CommScope Gets a Broadband Boost

Shares of the communications cable maker climbed Wednesday after it said quarterly results would top its original forecasts

As communications companies battle for customers by upgrading their cable networks to adapt to new media, the Hickory, (N.C.) based CommScope, Inc. (CTV) has been selling more of its cable. After the company said it will announce stronger than expected results from the first three months of this year, investors piled into the shares on Mar. 14.

CommScope management now expects first quarter revenue to be in the $415-$425 million range and operating profit margin to be in the 12.5% to 13.5% range, excluding any special items. Previous guidance had been for $390-$410 million revenue and operating margin of 10.5% to 11.5%. "We believe that CommScope is well positioned as powerful drivers continue to change the face of global telecommunications," said CEO Frank Drendel in a press release Mar. 13.

The news surprised investors, who bid up the stock 8.4% to $41.01 per share on the New York Stock Exchange the next day.

More companies are finding ways to provide video, Internet, and phone services bundled together. Even telecoms like AT&T (T) are scrambling to get a piece of the action with plans to offer TV services in the coming years (see, 7/31/06, "The Phone Companies Still Don't Get It"). But much of this requires upgrades to existing cable networks.

"We think the higher guidance reflects accelerating network upgrades in the enterprise, cable and carrier markets, stemming from the proliferation of bandwidth-intensive multimedia applications," said Standard & Poor's equity analyst Ari Bensinger in a Mar. 14 research note. (S&P, like, is owned by The McGraw-Hill Cos.) He added that the company's profits have also been benefiting from the falling price of copper, which CommScope must buy to make its products.

After suffering years of declining profits following the bubble burst in 1999, CommScope has resumed its growth in recent years. In January, 2004, CommScope acquired Avaya's Connectivity Solutions business. In May, 2005, CommScope opened a plant in Suzhou, China, to manufacture broadband cables.

Morningstar analyst Jacqueline Zhang said in a research note Feb. 12 that factors such as the completion of the Adelphia purchase by Comcast (CMCSA) and Time Warner (TWX) should benefit CommScope as the two leading cable companies begin upgrading Adelphia's previously neglected networks. "We believe ongoing capacity needs from telecoms and corporations will provide decent top-line growth for CommScope. However, we expect long-term operating environment to remain challenging," Zhang said.

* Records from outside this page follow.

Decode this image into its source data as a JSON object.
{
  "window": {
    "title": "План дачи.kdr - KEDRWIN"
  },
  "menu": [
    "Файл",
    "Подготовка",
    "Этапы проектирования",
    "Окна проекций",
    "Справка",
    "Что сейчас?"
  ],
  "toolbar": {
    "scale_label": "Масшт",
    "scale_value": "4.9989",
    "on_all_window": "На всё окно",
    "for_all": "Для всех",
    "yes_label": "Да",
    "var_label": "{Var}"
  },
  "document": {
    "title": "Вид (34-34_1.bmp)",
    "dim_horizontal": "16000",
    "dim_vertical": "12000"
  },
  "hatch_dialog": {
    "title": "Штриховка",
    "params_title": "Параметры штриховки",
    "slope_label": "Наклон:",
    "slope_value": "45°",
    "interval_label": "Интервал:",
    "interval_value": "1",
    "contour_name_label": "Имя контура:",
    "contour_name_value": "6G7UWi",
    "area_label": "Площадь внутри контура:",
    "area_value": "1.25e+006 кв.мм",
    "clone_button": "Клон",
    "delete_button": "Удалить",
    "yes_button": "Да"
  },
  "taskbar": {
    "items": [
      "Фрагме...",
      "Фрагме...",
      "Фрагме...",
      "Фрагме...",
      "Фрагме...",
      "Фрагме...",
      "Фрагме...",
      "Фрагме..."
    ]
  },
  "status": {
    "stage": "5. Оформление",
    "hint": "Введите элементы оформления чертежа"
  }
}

Zhang pointed out that CommScope operates in a cyclical industry. "Companies invest significant amounts of capital in information technology during economic upturns, but IT spending is often the first to be slashed during tougher times as firms try to conserve cash," she warned.

    Before it's here, it's on the Bloomberg Terminal.